**Source material**
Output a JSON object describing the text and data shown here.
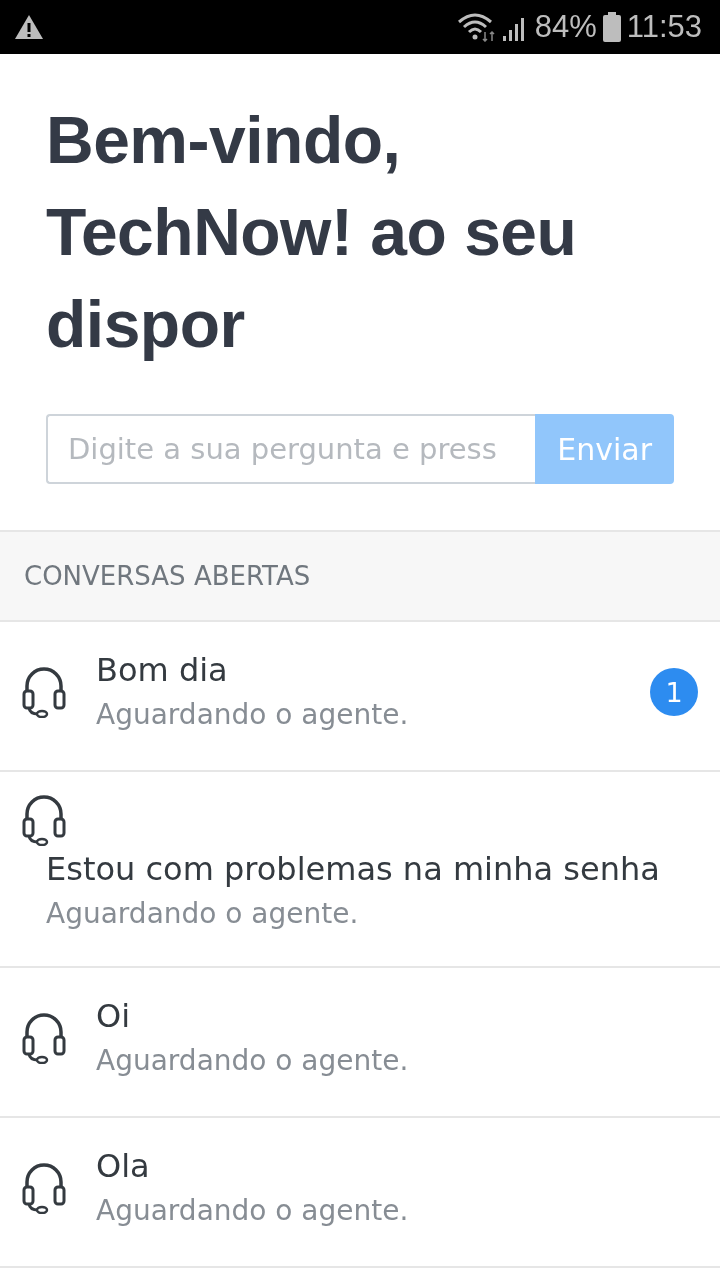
{
  "status_bar": {
    "battery": "84%",
    "time": "11:53"
  },
  "heading": "Bem-vindo, TechNow! ao seu dispor",
  "question": {
    "placeholder": "Digite a sua pergunta e press",
    "button": "Enviar"
  },
  "section": "CONVERSAS ABERTAS",
  "conversations": [
    {
      "title": "Bom dia",
      "subtitle": "Aguardando o agente.",
      "badge": "1"
    },
    {
      "title": "Estou com problemas na minha senha",
      "subtitle": "Aguardando o agente."
    },
    {
      "title": "Oi",
      "subtitle": "Aguardando o agente."
    },
    {
      "title": "Ola",
      "subtitle": "Aguardando o agente."
    }
  ]
}
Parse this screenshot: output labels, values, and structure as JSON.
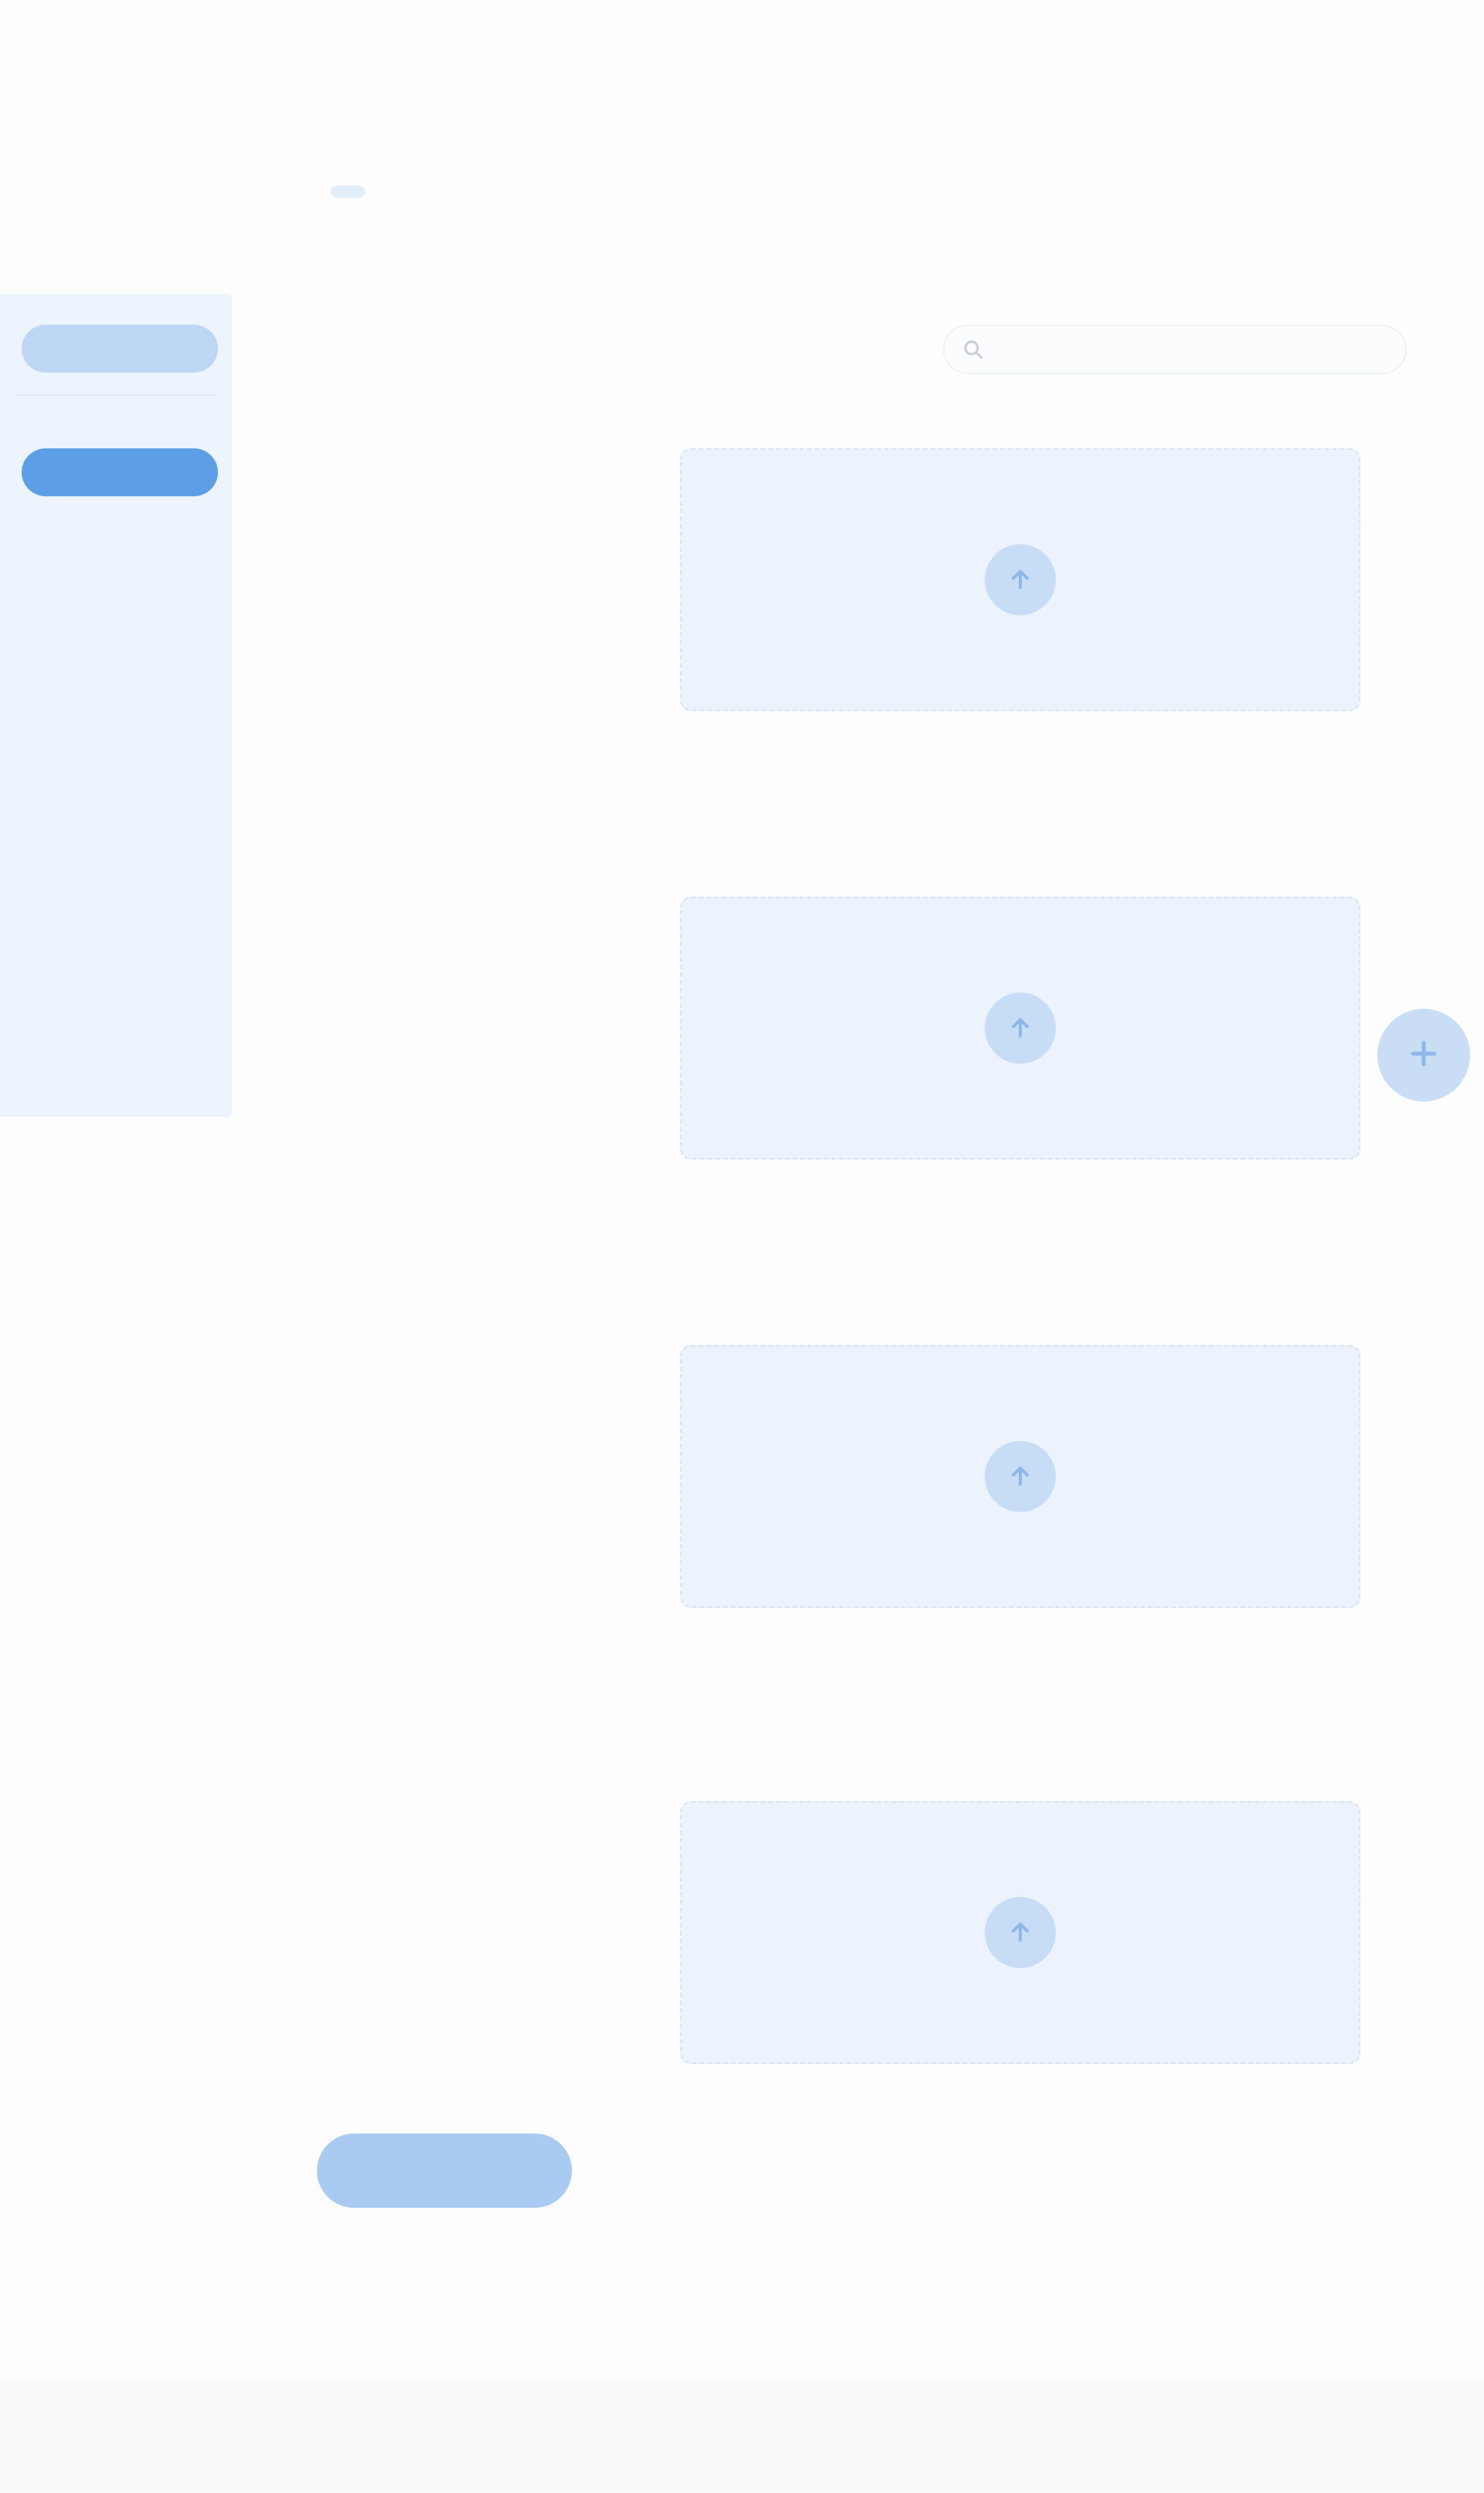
{
  "sidebar": {
    "tabs": [
      {
        "label": ""
      },
      {
        "label": ""
      }
    ],
    "items": [
      {
        "label": ""
      },
      {
        "label": ""
      },
      {
        "label": ""
      },
      {
        "label": ""
      },
      {
        "label": ""
      }
    ]
  },
  "header": {
    "title": "",
    "breadcrumbs": [
      {
        "label": ""
      },
      {
        "label": ""
      },
      {
        "label": ""
      }
    ]
  },
  "main": {
    "section_label": "",
    "search": {
      "placeholder": "",
      "value": ""
    },
    "rows": [
      {
        "title": "",
        "subtitle_lines": [
          "",
          "",
          ""
        ]
      },
      {
        "title": "",
        "subtitle_lines": [
          "",
          "",
          ""
        ]
      },
      {
        "title": "",
        "subtitle_lines": [
          "",
          "",
          ""
        ]
      },
      {
        "title": "",
        "subtitle_lines": [
          "",
          "",
          ""
        ]
      }
    ],
    "submit_label": ""
  },
  "footer": {
    "text": ""
  },
  "icons": {
    "upload": "upload-icon",
    "search": "search-icon",
    "fab": "add-icon"
  },
  "colors": {
    "accent": "#5d9fe6",
    "accent_soft": "#c7dcf5",
    "drop_zone_bg": "#edf3fd",
    "sidebar_bg": "#eef4fd"
  }
}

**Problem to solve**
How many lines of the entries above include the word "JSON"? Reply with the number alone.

**Expected answer**
2